There’s nothing new about top-class European and American racehorses being exported to Japan. Through both stallions and broodmares, ‘outside’ influences are evident in many of Japan’s top families and judging by recent events that will continue to be the case.
Workforce is the first Derby winner to head to stud in Japan since Oath, whose export after his 1999 victory followed a rash of similar departures, including High-Rise (1998), Lammtarra (1995), Erhaab (1994), Commander In Chief (1993), Dr Devious (1992) and Generous (1991). He joins on the list of stallions in Japan his erstwhile stablemate Harbinger and the former European-trained Bago, Conduit, Fantastic Light, Falbrav, Johannesburg, Rule Of Law, Storming Home, Stravinsky, White Muzzle and Xaar.
It is hard to imagine that the importing of any horse could have a bigger impact on a nation’s bloodlines than the arrival of the American-bred Sunday Silence in Japan. The great horse died in 2002 but is represented in the stallion ranks of his adopted home by 34 sons and an increasing number of grandsons.
One of those sons, and arguably the best on the racecourse, Deep Impact, is a son of Oaks runner-up Wind In Her Hair, a granddaughter of the Queen’s Highclere, who, through Height Of Fashion, has been responsible for quite a dynasty in Europe too.
His eldest runners have only just turned four but Deep Impact already has 12 stakes winners to his name, including the Grade 1 winners Real Impact, Joie De Vivre (a three-parts sister to Japan Cup winner Buena Vista) and Marcellina, winner of the Oka Sho, Japan’s equivalent of the 1,000 Guineas.
Marcellina is out of the Irish-bred, Italian-trained Marbye, who won the Prix d’Astarte in Teruya Yoshida’s colours before being shipped to Japan to take up broodmare duties. She has also produced the Grade 3 Nisai Stakes winner Grandezza to another son of Sunday Silence, Agnes Tachyon.
Among Deep Impact’s other stakes winners are Best Deal, a son of the French-bred Grade 1 EP Taylor Stakes winner Commercante; Gentildonna, out of the Cheveley Park Stakes winner Donna Blini; and Adam’s Peak, from the British-bred mare Singhalese, winner of the Grade 1 Del Mar Oaks. Deep Impact’s Grade 3-winning sons Frere Jacques and Danon Ballade are both members of the same family, with Singspiel’s dam Glorious Song and her half-sister Angelic Song as their third and second dams respectively.
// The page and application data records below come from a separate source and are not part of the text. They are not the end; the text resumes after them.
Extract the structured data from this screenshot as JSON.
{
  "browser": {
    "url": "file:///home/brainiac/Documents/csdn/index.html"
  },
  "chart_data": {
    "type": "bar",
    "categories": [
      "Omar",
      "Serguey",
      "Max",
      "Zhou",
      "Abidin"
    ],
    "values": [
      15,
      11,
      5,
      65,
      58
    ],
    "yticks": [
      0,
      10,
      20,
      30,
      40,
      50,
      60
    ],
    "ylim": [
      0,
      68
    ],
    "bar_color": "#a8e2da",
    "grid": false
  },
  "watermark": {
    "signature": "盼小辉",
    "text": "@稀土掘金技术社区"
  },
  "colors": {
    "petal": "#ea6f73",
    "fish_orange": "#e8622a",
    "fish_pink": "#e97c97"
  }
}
The roll call of great mares visiting Deep Impact will not stop there: Sarafina has recently been purchased privately by Yoshida from the Aga Khan following “an offer he could not turn down” and she is already confirmed among his book for 2012. The three-time Group 1 winner is just one of a clutch of recent high-profile European purchases by the Shadai operation, along with Stacelita and Sahpresa, while Yoshida has also bought significant shares in the Arc victrix Danedream and Prix Marcel Boussac winner Elusive Kate.
Along with these private purchases, the Yoshida family and plenty of other Japanese buyers have been active at recent sales in Europe and America, buying the top lot at Keeneland January and spending decent sums on Reve d’Iman, Wyola, On Verra and Lolly For Dolly at Tattersalls in December.
The flipside of so many European owners enjoying good sales is that these horses are now lost to the gene pool in this part of the world. The recent favourable exchange rate may have emboldened Japanese breeders but their commitment to excellence – specifically through top-class middle-distance bloodlines – is longstanding and makes them an increasingly dominant presence on racing’s world stage. As Andrew Caulfield points out in this month’s Caulfield Files, Orfevre may not be heading to Dubai but Japanese raiders are to be feared at the carnival. Last year’s one-two in the Dubai World Cup was no fluke and only tightened quarantine laws have prevented Japanese horses returning for assaults on the Melbourne Cup following the quinella of Delta Blues and Pop Rock in 2006.
What Gina did next
Since its inception, the committee of the TBA’s Next Generation Club has gone to great lengths in its attempts to introduce a younger audience to the delights of the sport.
One of its highest profile members is Gina Bryce, a presenter on At The Races and writer for this magazine, who has a lot of experience in both the racing and breeding side of the industry. Her parents Colin and Melba run Laundry Cottage Stud, which bred Wootton Bassett, and she rides out for the likes of Paul Cole, Michael Bell and John Berry.
On March 15, Bryce is aiming to add ‘Cheltenham Festival-winning jockey’ to her list of achievements when she lines up alongside 11 other riders for the St Patrick’s Day Derby, run in aid of Cancer Research UK.
Last year’s inaugural race raised £250,000. If you would like to help Gina and her fellow competitors to beat this tally, you can sponsor her via www.justgiving.com/GinaBryce.